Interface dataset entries

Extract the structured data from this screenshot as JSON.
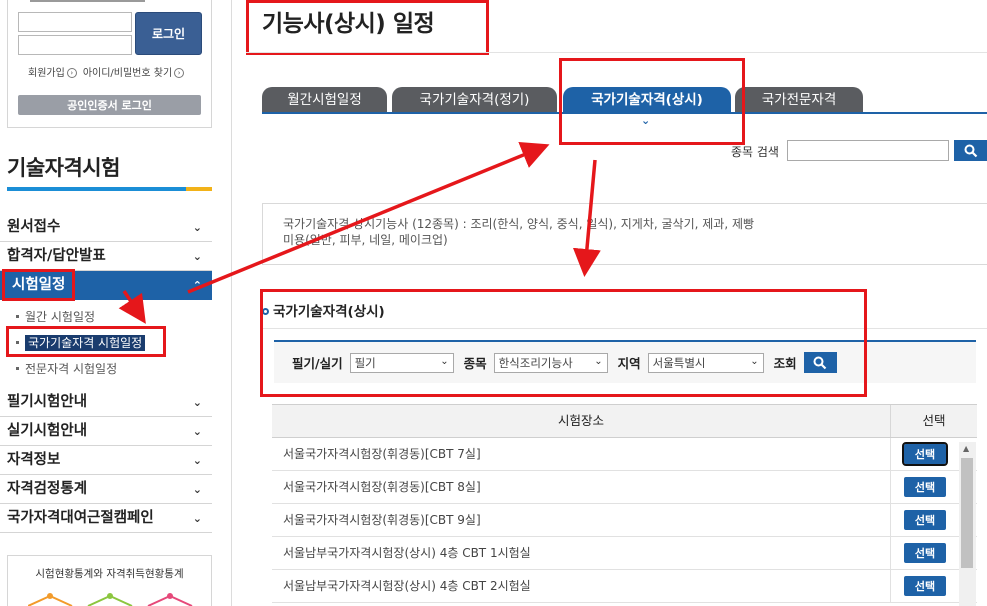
{
  "login": {
    "login_button": "로그인",
    "links": [
      {
        "label": "회원가입",
        "icon": "circle-arrow-icon"
      },
      {
        "label": "아이디/비밀번호 찾기",
        "icon": "circle-arrow-icon"
      }
    ],
    "cert_button": "공인인증서 로그인"
  },
  "sidebar": {
    "title": "기술자격시험",
    "menu": [
      {
        "label": "원서접수",
        "icon": "chevron-down-icon"
      },
      {
        "label": "합격자/답안발표",
        "icon": "chevron-down-icon"
      },
      {
        "label": "시험일정",
        "icon": "chevron-up-icon",
        "active": true
      },
      {
        "label": "필기시험안내",
        "icon": "chevron-down-icon"
      },
      {
        "label": "실기시험안내",
        "icon": "chevron-down-icon"
      },
      {
        "label": "자격정보",
        "icon": "chevron-down-icon"
      },
      {
        "label": "자격검정통계",
        "icon": "chevron-down-icon"
      },
      {
        "label": "국가자격대여근절캠페인",
        "icon": "chevron-down-icon"
      }
    ],
    "submenu": [
      {
        "label": "월간 시험일정"
      },
      {
        "label": "국가기술자격 시험일정",
        "current": true
      },
      {
        "label": "전문자격 시험일정"
      }
    ],
    "stats_title": "시험현황통계와 자격취득현황통계"
  },
  "main": {
    "page_title": "기능사(상시) 일정",
    "tabs": [
      {
        "label": "월간시험일정"
      },
      {
        "label": "국가기술자격(정기)"
      },
      {
        "label": "국가기술자격(상시)",
        "active": true
      },
      {
        "label": "국가전문자격"
      }
    ],
    "search_label": "종목 검색",
    "info_line1": "국가기술자격 상시기능사 (12종목) : 조리(한식, 양식, 중식, 일식), 지게차, 굴삭기, 제과, 제빵",
    "info_line2": "미용(일반, 피부, 네일, 메이크업)",
    "section_title": "국가기술자격(상시)",
    "filters": {
      "type_label": "필기/실기",
      "type_value": "필기",
      "subject_label": "종목",
      "subject_value": "한식조리기능사",
      "region_label": "지역",
      "region_value": "서울특별시",
      "lookup_label": "조회"
    },
    "table": {
      "headers": [
        "시험장소",
        "선택"
      ],
      "rows": [
        {
          "place": "서울국가자격시험장(휘경동)[CBT 7실]",
          "button": "선택",
          "focused": true
        },
        {
          "place": "서울국가자격시험장(휘경동)[CBT 8실]",
          "button": "선택"
        },
        {
          "place": "서울국가자격시험장(휘경동)[CBT 9실]",
          "button": "선택"
        },
        {
          "place": "서울남부국가자격시험장(상시) 4층 CBT 1시험실",
          "button": "선택"
        },
        {
          "place": "서울남부국가자격시험장(상시) 4층 CBT 2시험실",
          "button": "선택"
        }
      ]
    }
  },
  "colors": {
    "brand_blue": "#1e62a7",
    "tab_gray": "#5a5c60",
    "annotation_red": "#e5171b"
  }
}
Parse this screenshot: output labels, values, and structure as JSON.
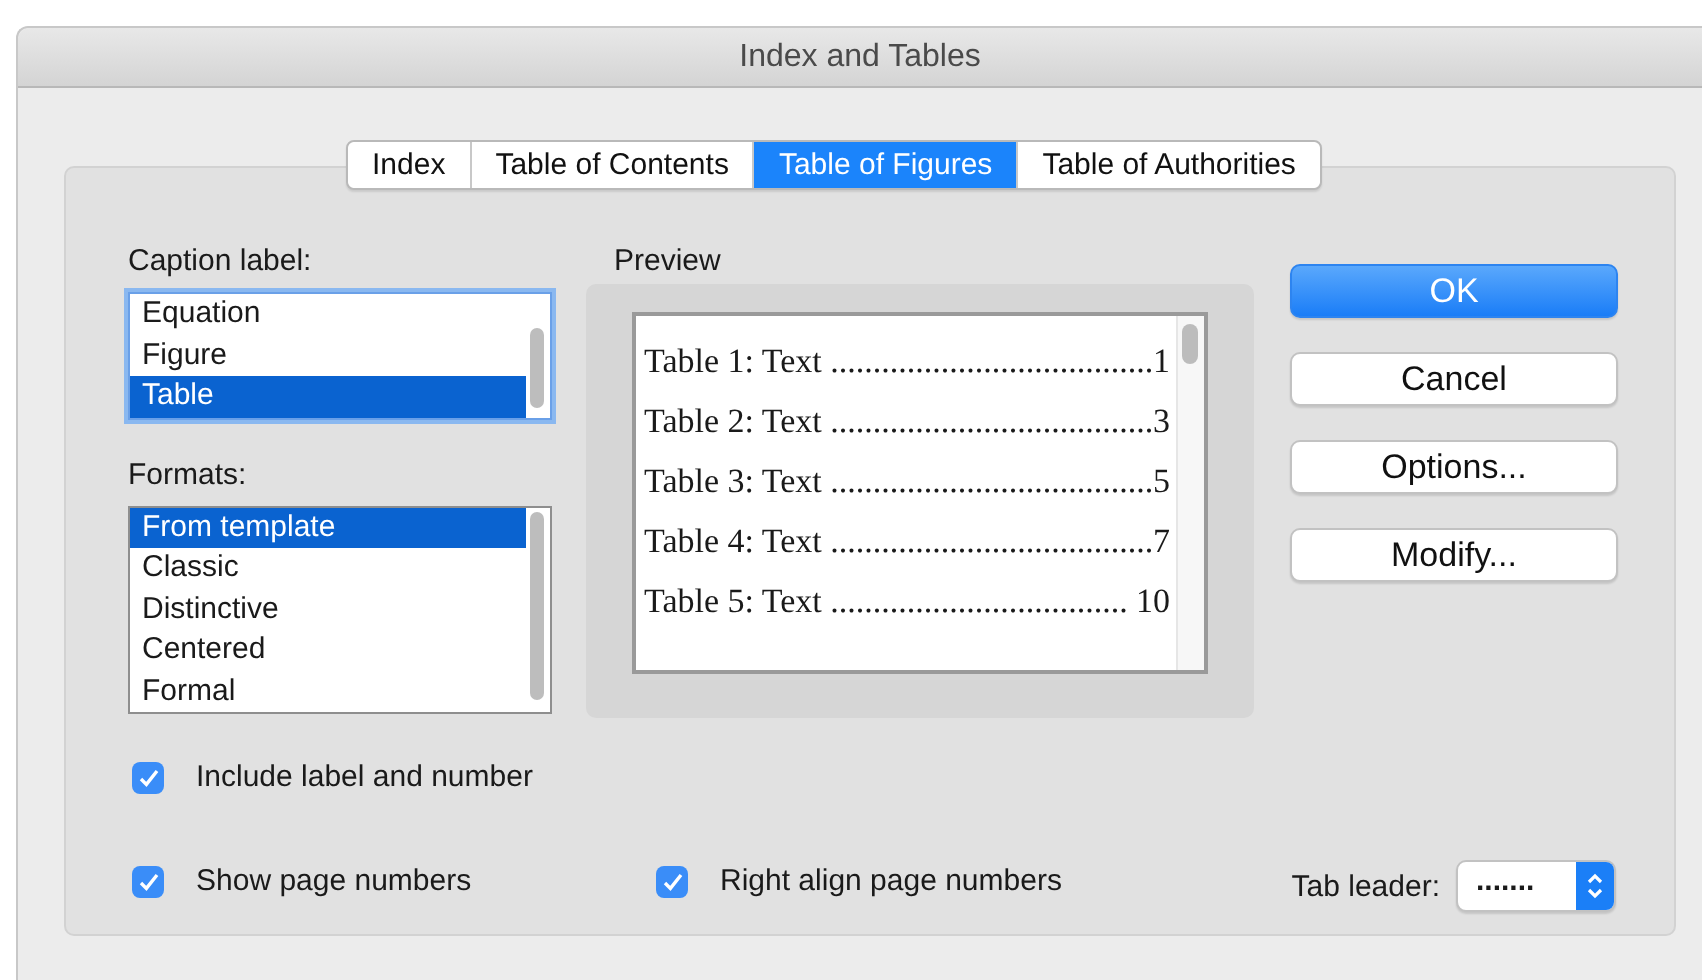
{
  "window": {
    "title": "Index and Tables"
  },
  "tabs": [
    {
      "label": "Index",
      "selected": false
    },
    {
      "label": "Table of Contents",
      "selected": false
    },
    {
      "label": "Table of Figures",
      "selected": true
    },
    {
      "label": "Table of Authorities",
      "selected": false
    }
  ],
  "caption_label": {
    "label": "Caption label:",
    "items": [
      {
        "label": "Equation",
        "selected": false
      },
      {
        "label": "Figure",
        "selected": false
      },
      {
        "label": "Table",
        "selected": true
      }
    ]
  },
  "formats": {
    "label": "Formats:",
    "items": [
      {
        "label": "From template",
        "selected": true
      },
      {
        "label": "Classic",
        "selected": false
      },
      {
        "label": "Distinctive",
        "selected": false
      },
      {
        "label": "Centered",
        "selected": false
      },
      {
        "label": "Formal",
        "selected": false
      }
    ]
  },
  "preview": {
    "label": "Preview",
    "entries": [
      {
        "caption": "Table 1: Text",
        "leader": "......................................",
        "page": "1"
      },
      {
        "caption": "Table 2: Text",
        "leader": "......................................",
        "page": "3"
      },
      {
        "caption": "Table 3: Text",
        "leader": "......................................",
        "page": "5"
      },
      {
        "caption": "Table 4: Text",
        "leader": "......................................",
        "page": "7"
      },
      {
        "caption": "Table 5: Text",
        "leader": "...................................",
        "page": "10"
      }
    ]
  },
  "buttons": [
    {
      "label": "OK",
      "kind": "default"
    },
    {
      "label": "Cancel",
      "kind": "plain"
    },
    {
      "label": "Options...",
      "kind": "plain"
    },
    {
      "label": "Modify...",
      "kind": "plain"
    }
  ],
  "checkboxes": [
    {
      "label": "Include label and number",
      "checked": true
    },
    {
      "label": "Show page numbers",
      "checked": true
    },
    {
      "label": "Right align page numbers",
      "checked": true
    }
  ],
  "tab_leader": {
    "label": "Tab leader:",
    "value": "......."
  }
}
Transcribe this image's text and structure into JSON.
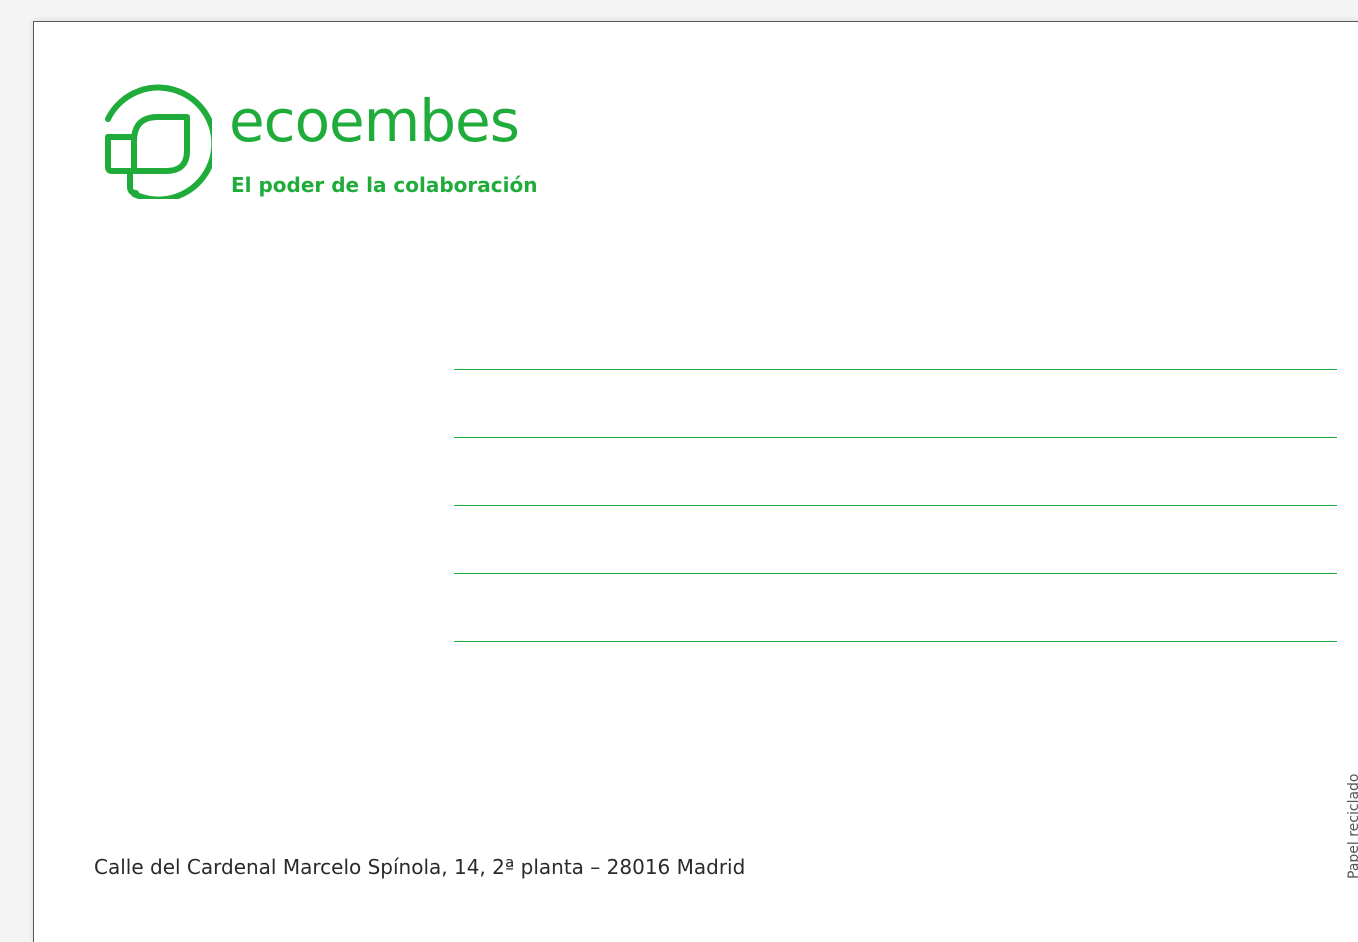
{
  "colors": {
    "brand": "#1fac3a",
    "text": "#2a2a2a"
  },
  "logo": {
    "icon": "ecoembes-leaf-logo-icon",
    "brand_name": "ecoembes",
    "tagline": "El poder de la colaboración"
  },
  "recipient": {
    "line_count": 5
  },
  "sender": {
    "address": "Calle del Cardenal Marcelo Spínola, 14, 2ª planta – 28016 Madrid"
  },
  "footer": {
    "paper_note": "Papel reciclado"
  }
}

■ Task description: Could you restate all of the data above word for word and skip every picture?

■ Problem solution:
Extract the structured data from this screenshot as JSON.
{
  "login": {
    "login_button": "로그인",
    "links": [
      {
        "label": "회원가입",
        "icon": "circle-arrow-icon"
      },
      {
        "label": "아이디/비밀번호 찾기",
        "icon": "circle-arrow-icon"
      }
    ],
    "cert_button": "공인인증서 로그인"
  },
  "sidebar": {
    "title": "기술자격시험",
    "menu": [
      {
        "label": "원서접수",
        "icon": "chevron-down-icon"
      },
      {
        "label": "합격자/답안발표",
        "icon": "chevron-down-icon"
      },
      {
        "label": "시험일정",
        "icon": "chevron-up-icon",
        "active": true
      },
      {
        "label": "필기시험안내",
        "icon": "chevron-down-icon"
      },
      {
        "label": "실기시험안내",
        "icon": "chevron-down-icon"
      },
      {
        "label": "자격정보",
        "icon": "chevron-down-icon"
      },
      {
        "label": "자격검정통계",
        "icon": "chevron-down-icon"
      },
      {
        "label": "국가자격대여근절캠페인",
        "icon": "chevron-down-icon"
      }
    ],
    "submenu": [
      {
        "label": "월간 시험일정"
      },
      {
        "label": "국가기술자격 시험일정",
        "current": true
      },
      {
        "label": "전문자격 시험일정"
      }
    ],
    "stats_title": "시험현황통계와 자격취득현황통계"
  },
  "main": {
    "page_title": "기능사(상시) 일정",
    "tabs": [
      {
        "label": "월간시험일정"
      },
      {
        "label": "국가기술자격(정기)"
      },
      {
        "label": "국가기술자격(상시)",
        "active": true
      },
      {
        "label": "국가전문자격"
      }
    ],
    "search_label": "종목 검색",
    "info_line1": "국가기술자격 상시기능사 (12종목) : 조리(한식, 양식, 중식, 일식), 지게차, 굴삭기, 제과, 제빵",
    "info_line2": "미용(일반, 피부, 네일, 메이크업)",
    "section_title": "국가기술자격(상시)",
    "filters": {
      "type_label": "필기/실기",
      "type_value": "필기",
      "subject_label": "종목",
      "subject_value": "한식조리기능사",
      "region_label": "지역",
      "region_value": "서울특별시",
      "lookup_label": "조회"
    },
    "table": {
      "headers": [
        "시험장소",
        "선택"
      ],
      "rows": [
        {
          "place": "서울국가자격시험장(휘경동)[CBT 7실]",
          "button": "선택",
          "focused": true
        },
        {
          "place": "서울국가자격시험장(휘경동)[CBT 8실]",
          "button": "선택"
        },
        {
          "place": "서울국가자격시험장(휘경동)[CBT 9실]",
          "button": "선택"
        },
        {
          "place": "서울남부국가자격시험장(상시) 4층 CBT 1시험실",
          "button": "선택"
        },
        {
          "place": "서울남부국가자격시험장(상시) 4층 CBT 2시험실",
          "button": "선택"
        }
      ]
    }
  },
  "colors": {
    "brand_blue": "#1e62a7",
    "tab_gray": "#5a5c60",
    "annotation_red": "#e5171b"
  }
}
Parse this screenshot: output labels, values, and structure as JSON.
{
  "window": {
    "title": "Index and Tables"
  },
  "tabs": [
    {
      "label": "Index",
      "selected": false
    },
    {
      "label": "Table of Contents",
      "selected": false
    },
    {
      "label": "Table of Figures",
      "selected": true
    },
    {
      "label": "Table of Authorities",
      "selected": false
    }
  ],
  "caption_label": {
    "label": "Caption label:",
    "items": [
      {
        "label": "Equation",
        "selected": false
      },
      {
        "label": "Figure",
        "selected": false
      },
      {
        "label": "Table",
        "selected": true
      }
    ]
  },
  "formats": {
    "label": "Formats:",
    "items": [
      {
        "label": "From template",
        "selected": true
      },
      {
        "label": "Classic",
        "selected": false
      },
      {
        "label": "Distinctive",
        "selected": false
      },
      {
        "label": "Centered",
        "selected": false
      },
      {
        "label": "Formal",
        "selected": false
      }
    ]
  },
  "preview": {
    "label": "Preview",
    "entries": [
      {
        "caption": "Table 1: Text",
        "leader": "......................................",
        "page": "1"
      },
      {
        "caption": "Table 2: Text",
        "leader": "......................................",
        "page": "3"
      },
      {
        "caption": "Table 3: Text",
        "leader": "......................................",
        "page": "5"
      },
      {
        "caption": "Table 4: Text",
        "leader": "......................................",
        "page": "7"
      },
      {
        "caption": "Table 5: Text",
        "leader": "...................................",
        "page": "10"
      }
    ]
  },
  "buttons": [
    {
      "label": "OK",
      "kind": "default"
    },
    {
      "label": "Cancel",
      "kind": "plain"
    },
    {
      "label": "Options...",
      "kind": "plain"
    },
    {
      "label": "Modify...",
      "kind": "plain"
    }
  ],
  "checkboxes": [
    {
      "label": "Include label and number",
      "checked": true
    },
    {
      "label": "Show page numbers",
      "checked": true
    },
    {
      "label": "Right align page numbers",
      "checked": true
    }
  ],
  "tab_leader": {
    "label": "Tab leader:",
    "value": "......."
  }
}
Transcribe this image's text and structure into JSON.
{
  "colors": {
    "brand": "#1fac3a",
    "text": "#2a2a2a"
  },
  "logo": {
    "icon": "ecoembes-leaf-logo-icon",
    "brand_name": "ecoembes",
    "tagline": "El poder de la colaboración"
  },
  "recipient": {
    "line_count": 5
  },
  "sender": {
    "address": "Calle del Cardenal Marcelo Spínola, 14, 2ª planta – 28016 Madrid"
  },
  "footer": {
    "paper_note": "Papel reciclado"
  }
}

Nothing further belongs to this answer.